Benjamin Sabatier

Exhibition text published by Bertrand Grimont (Paris), March-May 2020.

For anyone already familiar with Benjamin Sabatier’s wicked ready-to-be-made aesthetics halfway between art and bricolage, the collages that punctuate Concrete Variations – his third solo show at Bertrand Grimont – may strike as plain odd at first. From afar, they look like large dripping watercolours: abstract pastel landscapes, which are all the more unexpected that the artist’s praxis has consistently revolved around exhibiting labour since the early 2000s, notably through his resorting to manual work and construction tools.

Presented along with a recent and more characteristic ensemble of assemblages and sculptures, Sabatier’s collages – simply numbered (2018) – actually consist in shredded pieces of industrially-coloured sheets that the artist glued together with wallpaper adhesive onto canvasses, and further covered with Indian ink using a sponge.

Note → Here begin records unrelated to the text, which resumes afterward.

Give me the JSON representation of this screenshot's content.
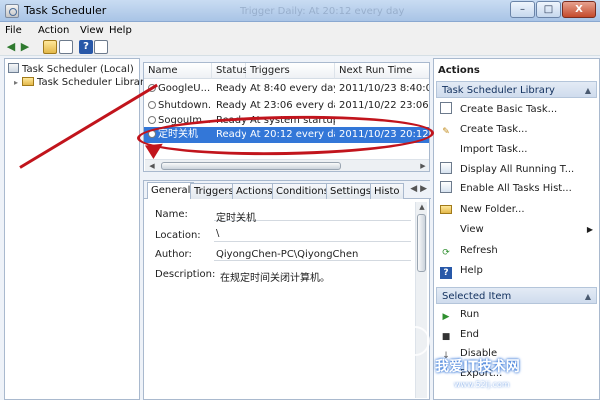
{
  "window": {
    "title": "Task Scheduler",
    "behind_text": "Trigger    Daily: At 20:12 every day",
    "minimize": "–",
    "maximize": "□",
    "close": "X"
  },
  "menu": [
    "File",
    "Action",
    "View",
    "Help"
  ],
  "toolbar": {
    "back_icon": "back-arrow-icon",
    "forward_icon": "forward-arrow-icon",
    "back_glyph": "◀",
    "forward_glyph": "▶",
    "help_glyph": "?"
  },
  "tree": {
    "root": "Task Scheduler (Local)",
    "library": "Task Scheduler Library",
    "expander": "▸"
  },
  "task_list": {
    "headers": [
      "Name",
      "Status",
      "Triggers",
      "Next Run Time"
    ],
    "rows": [
      {
        "name": "GoogleU...",
        "status": "Ready",
        "trigger": "At 8:40 every day",
        "next": "2011/10/23 8:40:00"
      },
      {
        "name": "Shutdown...",
        "status": "Ready",
        "trigger": "At 23:06 every day",
        "next": "2011/10/22 23:06:22"
      },
      {
        "name": "SogouIm...",
        "status": "Ready",
        "trigger": "At system startup",
        "next": ""
      },
      {
        "name": "定时关机",
        "status": "Ready",
        "trigger": "At 20:12 every day",
        "next": "2011/10/23 20:12:46"
      }
    ],
    "scroll_left": "◀",
    "scroll_right": "▶"
  },
  "details": {
    "tabs": [
      "General",
      "Triggers",
      "Actions",
      "Conditions",
      "Settings",
      "Histo"
    ],
    "tab_arrows": "◀ ▶",
    "fields": {
      "name_label": "Name:",
      "name_value": "定时关机",
      "location_label": "Location:",
      "location_value": "\\",
      "author_label": "Author:",
      "author_value": "QiyongChen-PC\\QiyongChen",
      "description_label": "Description:",
      "description_value": "在规定时间关闭计算机。"
    },
    "scroll_up": "▲"
  },
  "actions": {
    "title": "Actions",
    "library_section": "Task Scheduler Library",
    "library_items": [
      {
        "label": "Create Basic Task...",
        "icon": "create-basic-task-icon"
      },
      {
        "label": "Create Task...",
        "icon": "create-task-icon"
      },
      {
        "label": "Import Task...",
        "icon": "import-task-icon"
      },
      {
        "label": "Display All Running T...",
        "icon": "running-tasks-icon"
      },
      {
        "label": "Enable All Tasks Hist...",
        "icon": "history-icon"
      },
      {
        "label": "New Folder...",
        "icon": "folder-icon"
      },
      {
        "label": "View",
        "icon": "view-icon"
      },
      {
        "label": "Refresh",
        "icon": "refresh-icon"
      },
      {
        "label": "Help",
        "icon": "help-icon"
      }
    ],
    "selected_section": "Selected Item",
    "selected_items": [
      {
        "label": "Run",
        "icon": "run-icon"
      },
      {
        "label": "End",
        "icon": "end-icon"
      },
      {
        "label": "Disable",
        "icon": "disable-icon"
      },
      {
        "label": "Export...",
        "icon": "export-icon"
      }
    ],
    "section_caret": "▲",
    "submenu_caret": "▶"
  },
  "watermark": {
    "text": "我爱IT技术网",
    "url": "www.52ij.com"
  },
  "colors": {
    "selection": "#3377d8",
    "annotation": "#c1141c",
    "window_chrome": "#b9d1ea"
  }
}
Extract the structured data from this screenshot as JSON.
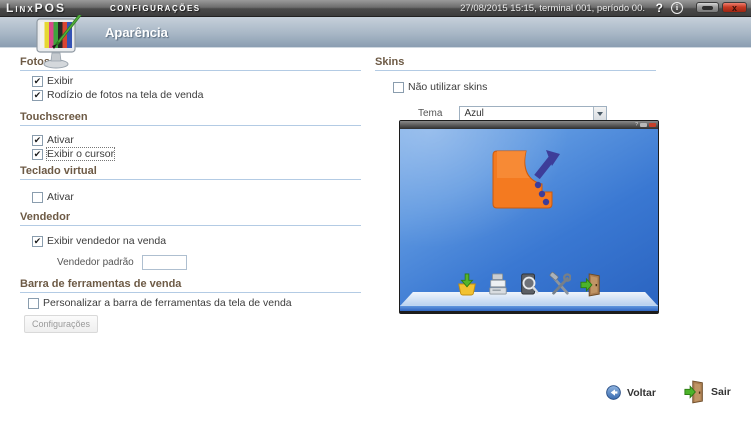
{
  "titlebar": {
    "logo": "LinxPOS",
    "title": "Configurações",
    "session_info": "27/08/2015 15:15, terminal 001, período 00.",
    "help_label": "?",
    "info_label": "i",
    "close_label": "x"
  },
  "header": {
    "title": "Aparência"
  },
  "sections": {
    "fotos": {
      "title": "Fotos",
      "exibir": {
        "label": "Exibir",
        "checked": true
      },
      "rodizio": {
        "label": "Rodízio de fotos na tela de venda",
        "checked": true
      }
    },
    "touchscreen": {
      "title": "Touchscreen",
      "ativar": {
        "label": "Ativar",
        "checked": true
      },
      "exibir_cursor": {
        "label": "Exibir o cursor",
        "checked": true,
        "focused": true
      }
    },
    "teclado_virtual": {
      "title": "Teclado virtual",
      "ativar": {
        "label": "Ativar",
        "checked": false
      }
    },
    "vendedor": {
      "title": "Vendedor",
      "exibir_vendedor": {
        "label": "Exibir vendedor na venda",
        "checked": true
      },
      "vendedor_padrao": {
        "label": "Vendedor padrão",
        "value": ""
      }
    },
    "barra_ferramentas": {
      "title": "Barra de ferramentas de venda",
      "personalizar": {
        "label": "Personalizar a barra de ferramentas da tela de venda",
        "checked": false
      },
      "config_button_label": "Configurações"
    },
    "skins": {
      "title": "Skins",
      "nao_utilizar": {
        "label": "Não utilizar skins",
        "checked": false
      },
      "tema": {
        "label": "Tema",
        "value": "Azul"
      }
    }
  },
  "preview": {
    "help_label": "?",
    "dock_icons": [
      "basket",
      "cash-register",
      "search-device",
      "tools",
      "exit-door"
    ]
  },
  "footer": {
    "voltar": "Voltar",
    "sair": "Sair"
  },
  "colors": {
    "close_button_red": "#c53a24",
    "header_gradient_top": "#c6d0da",
    "header_gradient_bottom": "#8a9db1",
    "section_title_brown": "#6d5a45",
    "rule_blue": "#b3cbe4",
    "preview_blue": "#3a78d2",
    "logo_orange": "#f47a20",
    "logo_purple": "#3d3d99"
  }
}
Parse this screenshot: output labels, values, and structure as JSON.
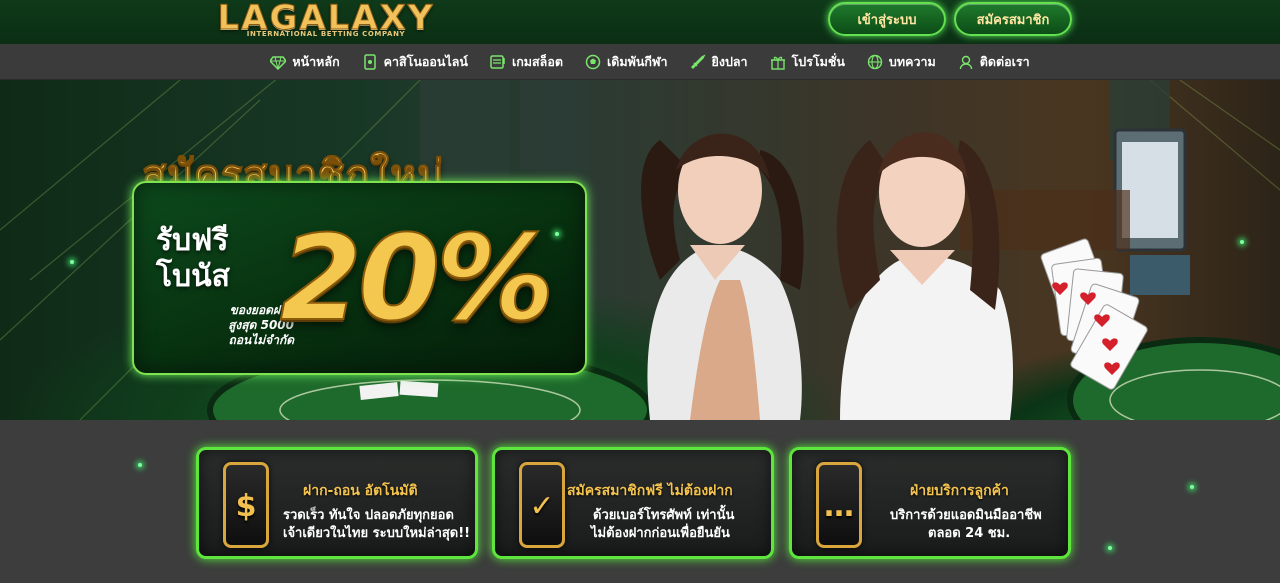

Once both preliminary steps over and done with, each of these compositions was thoroughly rinsed, before their grimed pasty substance could finally dry into what it has (understand on its own).

In other words, by the sweat of a sponge rather than the artist’s brow, the process is resolutely at work here. It manifests a discreet yet radical shift from the DIY – or Do it yourself – ethic of self-sufficiency, which has fed Sabatier’s deep engagement in the creative emancipation of viewers for the past twenty years, to the notion of auto-construction that has come to renew his practice in depth.

This subtle transition towards his work’s self-realisation is somewhat prefigured in the almost introspective twist, which the artist’s imposing floor assemblages and small wall sculptures have lately undergone: namely, a drastic refining of their materiology now essentially reduced to concrete, wood and paper (Sabatier thus leaving, or so it seems, his earlier, more baroque and discordant accumulations of tools, raw materials and consumer waste behind).

At the gallery, Sans titre (seau I) (2018) discloses the concrete internal cast of a spilt bucket pouring itself out all over the floor, and quite a moving instance of what we may once and for all coin here as construction neo-formalism. Further on a wall, Sans titre (restes 01) (2019) may as well be the most literal variation on display, for which waste from the aforementioned collages (whose paper actually comes from the artist’s Pallets realised in 2004) were poured into concrete so that to form a new icon.

Finally, Claude Viallat’s signature leitmotif – a sponge, again – miraculously emerges from Sans titre (variations 01) (2019), another wall sculpture which plays on different textures of concrete. More than a lucky nod to Supports/Surfaces, it is a real homage that Sabatier pays to this French avant-garde, whose legacy he has always openly claimed at the crossroads with Informel.

The artist’s unwavering experimentation, which consists in creating new modules after earlier works through their systematic recycling or summoning, has thus now embarked onto a curious psychoanalysis, in the course of which contents, containers, materials and tools may eventually become one, minimalist and almighty.